Technically, the definition of ‘taste’ should a description of the gustatory qualities of your taste buds and the sensory sensations of your mouth. Someone with anosmia will be able to distinguish basic primary tastes of sweet, salty, sour, umami and bitter. They will also feel the heat of capsicum. These are chemical signals your brain interprets as taste.
While anosmia is the loss of smell the true loss of taste is termed ageusia.
Nuance in flavor is no longer as important as contrasts. Gary can eat ice cream with his eyes closed. He will be able to tell you it’s cold, it’s creamy, it’s sweet, but he won’t be able to tell you the flavor. Try to pick brands that are full of textures and chunks-nuts, salted caramel, bitter dark chocolate chunks, etc. Ben Cohen, co-founder of Ben and Jerry’s was born with anosmia. That’s why their style of ice cream features such a variety of chunks and textures.

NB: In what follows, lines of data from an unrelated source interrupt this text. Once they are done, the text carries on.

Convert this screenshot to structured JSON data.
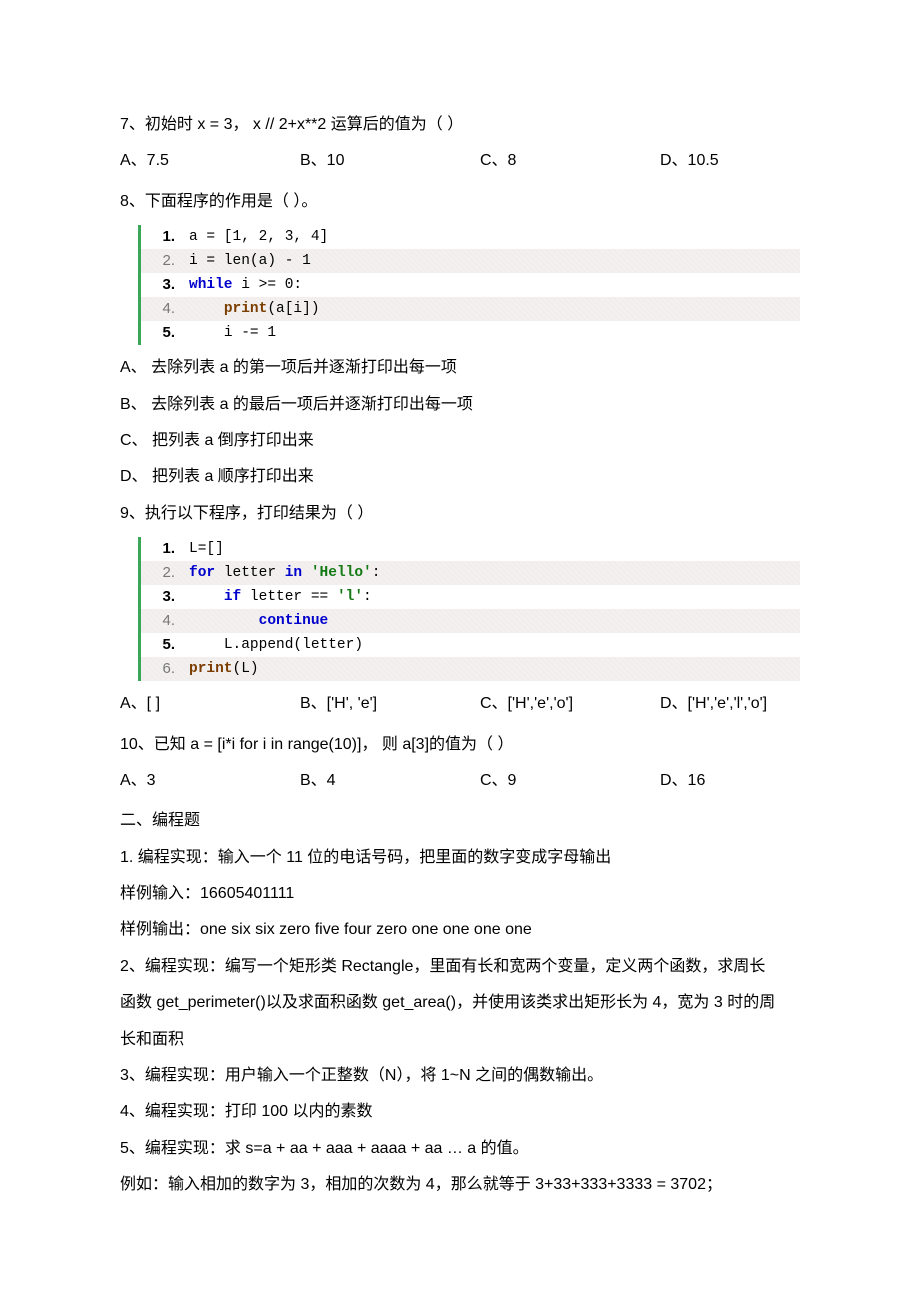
{
  "q7": {
    "text": "7、初始时 x = 3， x // 2+x**2 运算后的值为（   ）",
    "opts": {
      "a": "A、7.5",
      "b": "B、10",
      "c": "C、8",
      "d": "D、10.5"
    }
  },
  "q8": {
    "text": "8、下面程序的作用是（   ）。",
    "code": {
      "l1": "a = [1, 2, 3, 4]",
      "l2": "i = len(a) - 1",
      "l3_kw": "while",
      "l3_rest": " i >= 0:",
      "l4_fn": "print",
      "l4_rest": "(a[i])",
      "l5": "i -= 1"
    },
    "opt_a": "A、 去除列表 a 的第一项后并逐渐打印出每一项",
    "opt_b": "B、 去除列表 a 的最后一项后并逐渐打印出每一项",
    "opt_c": "C、 把列表 a 倒序打印出来",
    "opt_d": "D、 把列表 a 顺序打印出来"
  },
  "q9": {
    "text": "9、执行以下程序，打印结果为（   ）",
    "code": {
      "l1": "L=[]",
      "l2_for": "for",
      "l2_mid": " letter ",
      "l2_in": "in",
      "l2_sp": " ",
      "l2_str": "'Hello'",
      "l2_colon": ":",
      "l3_if": "if",
      "l3_mid": " letter == ",
      "l3_str": "'l'",
      "l3_colon": ":",
      "l4_kw": "continue",
      "l5": "L.append(letter)",
      "l6_fn": "print",
      "l6_rest": "(L)"
    },
    "opts": {
      "a": "A、[ ]",
      "b": "B、['H', 'e']",
      "c": "C、['H','e','o']",
      "d": "D、['H','e','l','o']"
    }
  },
  "q10": {
    "text": "10、已知 a = [i*i for i in range(10)]， 则 a[3]的值为（ ）",
    "opts": {
      "a": "A、3",
      "b": "B、4",
      "c": "C、9",
      "d": "D、16"
    }
  },
  "section2": "二、编程题",
  "p1": {
    "text": "1. 编程实现：输入一个 11 位的电话号码，把里面的数字变成字母输出",
    "sample_in": "样例输入：16605401111",
    "sample_out": "样例输出：one six six zero five four zero one one one one"
  },
  "p2": {
    "line1": "2、编程实现：编写一个矩形类 Rectangle，里面有长和宽两个变量，定义两个函数，求周长",
    "line2": "函数 get_perimeter()以及求面积函数 get_area()，并使用该类求出矩形长为 4，宽为 3 时的周",
    "line3": "长和面积"
  },
  "p3": "3、编程实现：用户输入一个正整数（N），将 1~N 之间的偶数输出。",
  "p4": "4、编程实现：打印 100 以内的素数",
  "p5": "5、编程实现：求 s=a + aa + aaa + aaaa + aa … a 的值。",
  "p5_ex": "例如：输入相加的数字为 3，相加的次数为 4，那么就等于 3+33+333+3333 = 3702；"
}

We both loved a creamy butternut soup but a pureed soup no longer hits the texture mark. I now roast a baking sheet filled with a small dice of carrots, onion, celery, mushrooms, and butternut until the natural sweetness develops but the crunch is still there. I enjoy my creamy soup and Gary has pops of crunchy sweet vegetables.
Practice adding sweet-spicy glazes to meats or grilled vegetables. Balsamic syrup, bitter chocolate, coarse sea salt are good choices. Hot sauce and peppers will become a staple. A broiled parmesan crust will work wonders. Gary loves fresh mozzarella, lightly salted, and broiled until it becomes a browned chewy mess. Mix textures with fillings of either crunchy or creamy. Grill things until they are heavily charred. Whole carrots, lightly steamed, glazed with a honey/hot sauce combo are great grilled over an open flame until they are charred. Crunchy, sweet and hot all rolled into one.
The best you can do is keep experimenting.